# Work required:
Counting only lines below that hold "alias", give the total alone.

(Element data from apps and pages)
##############################

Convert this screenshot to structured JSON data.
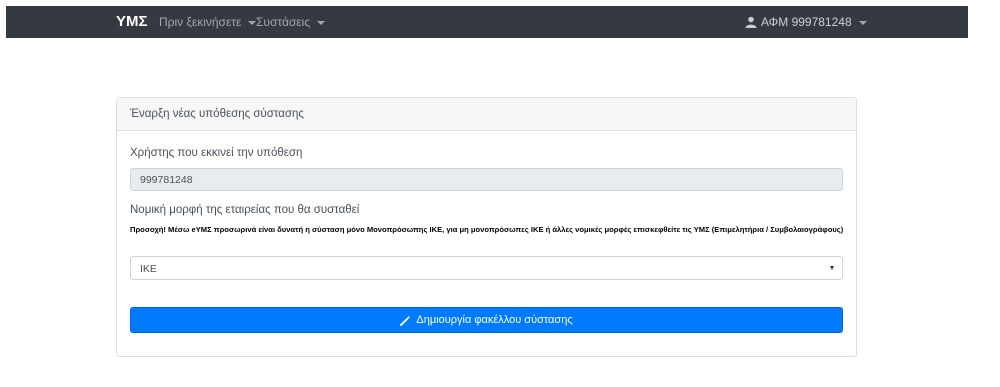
{
  "navbar": {
    "brand": "ΥΜΣ",
    "menu": [
      {
        "label": "Πριν ξεκινήσετε"
      },
      {
        "label": "Συστάσεις"
      }
    ],
    "user": {
      "label": "ΑΦΜ 999781248",
      "icon": "user-icon"
    }
  },
  "form": {
    "header": "Έναρξη νέας υπόθεσης σύστασης",
    "user_label": "Χρήστης που εκκινεί την υπόθεση",
    "user_value": "999781248",
    "legal_form_label": "Νομική μορφή της εταιρείας που θα συσταθεί",
    "warning_text": "Προσοχή! Μέσω eΥΜΣ προσωρινά είναι δυνατή η σύσταση μόνο Μονοπρόσωπης ΙΚΕ, για μη μονοπρόσωπες ΙΚΕ ή άλλες νομικές μορφές επισκεφθείτε τις ΥΜΣ (Επιμελητήρια / Συμβολαιογράφους)",
    "legal_form_selected": "ΙΚΕ",
    "submit_label": "Δημιουργία φακέλλου σύστασης",
    "submit_icon": "magic-wand-icon"
  },
  "colors": {
    "navbar_bg": "#343a40",
    "primary": "#007bff",
    "readonly_bg": "#e9ecef",
    "card_header_bg": "#f7f7f7"
  }
}
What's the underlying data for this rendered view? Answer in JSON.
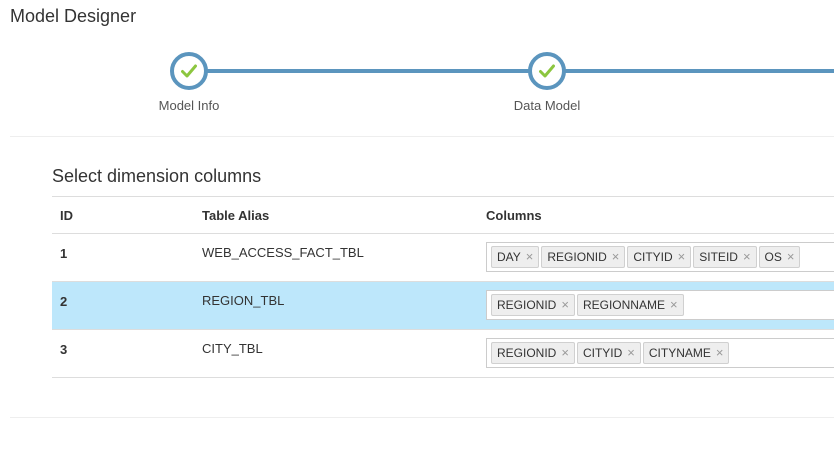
{
  "app": {
    "title": "Model Designer"
  },
  "wizard": {
    "steps": [
      {
        "label": "Model Info",
        "status": "complete"
      },
      {
        "label": "Data Model",
        "status": "complete"
      }
    ],
    "accent_color": "#5b95be",
    "check_color": "#8cc63f"
  },
  "section": {
    "title": "Select dimension columns"
  },
  "table": {
    "headers": {
      "id": "ID",
      "alias": "Table Alias",
      "columns": "Columns"
    },
    "rows": [
      {
        "id": "1",
        "alias": "WEB_ACCESS_FACT_TBL",
        "columns": [
          "DAY",
          "REGIONID",
          "CITYID",
          "SITEID",
          "OS"
        ],
        "selected": false
      },
      {
        "id": "2",
        "alias": "REGION_TBL",
        "columns": [
          "REGIONID",
          "REGIONNAME"
        ],
        "selected": true
      },
      {
        "id": "3",
        "alias": "CITY_TBL",
        "columns": [
          "REGIONID",
          "CITYID",
          "CITYNAME"
        ],
        "selected": false
      }
    ],
    "remove_glyph": "×",
    "selected_row_color": "#bde7fb"
  }
}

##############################

# Exercise response:
4